[Opening Given data section]
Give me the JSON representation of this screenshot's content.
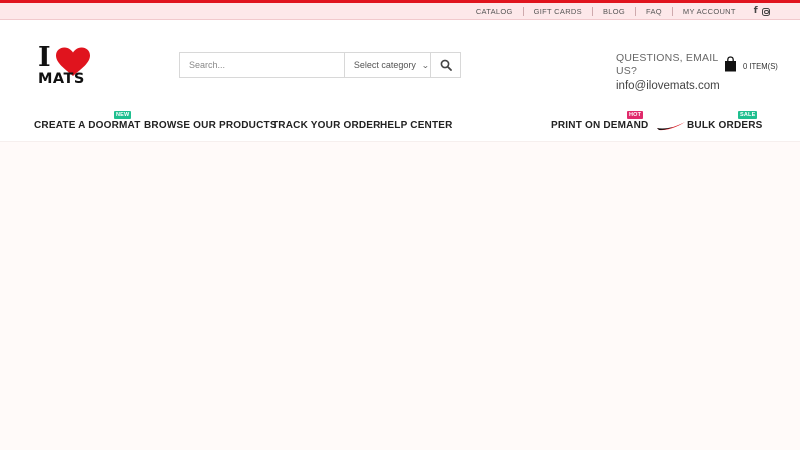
{
  "topbar": {
    "links": [
      "CATALOG",
      "GIFT CARDS",
      "BLOG",
      "FAQ",
      "MY ACCOUNT"
    ],
    "social_icons": [
      "facebook-icon",
      "instagram-icon"
    ],
    "facebook_glyph": "f"
  },
  "logo": {
    "line1": "I",
    "line2": "MATS"
  },
  "search": {
    "placeholder": "Search...",
    "category_label": "Select category",
    "button_icon": "search-icon"
  },
  "contact": {
    "question": "QUESTIONS, EMAIL US?",
    "email": "info@ilovemats.com"
  },
  "cart": {
    "count_label": "0 ITEM(S)",
    "icon": "shopping-bag-icon"
  },
  "nav": {
    "create_doormat": {
      "label": "CREATE A DOORMAT",
      "badge": "NEW"
    },
    "browse_products": {
      "label": "BROWSE OUR PRODUCTS"
    },
    "track_order": {
      "label": "TRACK YOUR ORDER"
    },
    "help_center": {
      "label": "HELP CENTER"
    },
    "print_on_demand": {
      "label": "PRINT ON DEMAND",
      "badge": "HOT"
    },
    "bulk_orders": {
      "label": "BULK ORDERS",
      "badge": "SALE"
    }
  },
  "colors": {
    "accent_red": "#e0141e",
    "topbar_bg": "#fde8ea",
    "badge_new": "#1fbf8f",
    "badge_hot": "#e02a6b",
    "badge_sale": "#1fbf8f"
  }
}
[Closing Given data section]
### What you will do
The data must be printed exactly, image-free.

### Answer to the exercise
Give me the JSON representation of this screenshot's content.
{
  "topbar": {
    "links": [
      "CATALOG",
      "GIFT CARDS",
      "BLOG",
      "FAQ",
      "MY ACCOUNT"
    ],
    "social_icons": [
      "facebook-icon",
      "instagram-icon"
    ],
    "facebook_glyph": "f"
  },
  "logo": {
    "line1": "I",
    "line2": "MATS"
  },
  "search": {
    "placeholder": "Search...",
    "category_label": "Select category",
    "button_icon": "search-icon"
  },
  "contact": {
    "question": "QUESTIONS, EMAIL US?",
    "email": "info@ilovemats.com"
  },
  "cart": {
    "count_label": "0 ITEM(S)",
    "icon": "shopping-bag-icon"
  },
  "nav": {
    "create_doormat": {
      "label": "CREATE A DOORMAT",
      "badge": "NEW"
    },
    "browse_products": {
      "label": "BROWSE OUR PRODUCTS"
    },
    "track_order": {
      "label": "TRACK YOUR ORDER"
    },
    "help_center": {
      "label": "HELP CENTER"
    },
    "print_on_demand": {
      "label": "PRINT ON DEMAND",
      "badge": "HOT"
    },
    "bulk_orders": {
      "label": "BULK ORDERS",
      "badge": "SALE"
    }
  },
  "colors": {
    "accent_red": "#e0141e",
    "topbar_bg": "#fde8ea",
    "badge_new": "#1fbf8f",
    "badge_hot": "#e02a6b",
    "badge_sale": "#1fbf8f"
  }
}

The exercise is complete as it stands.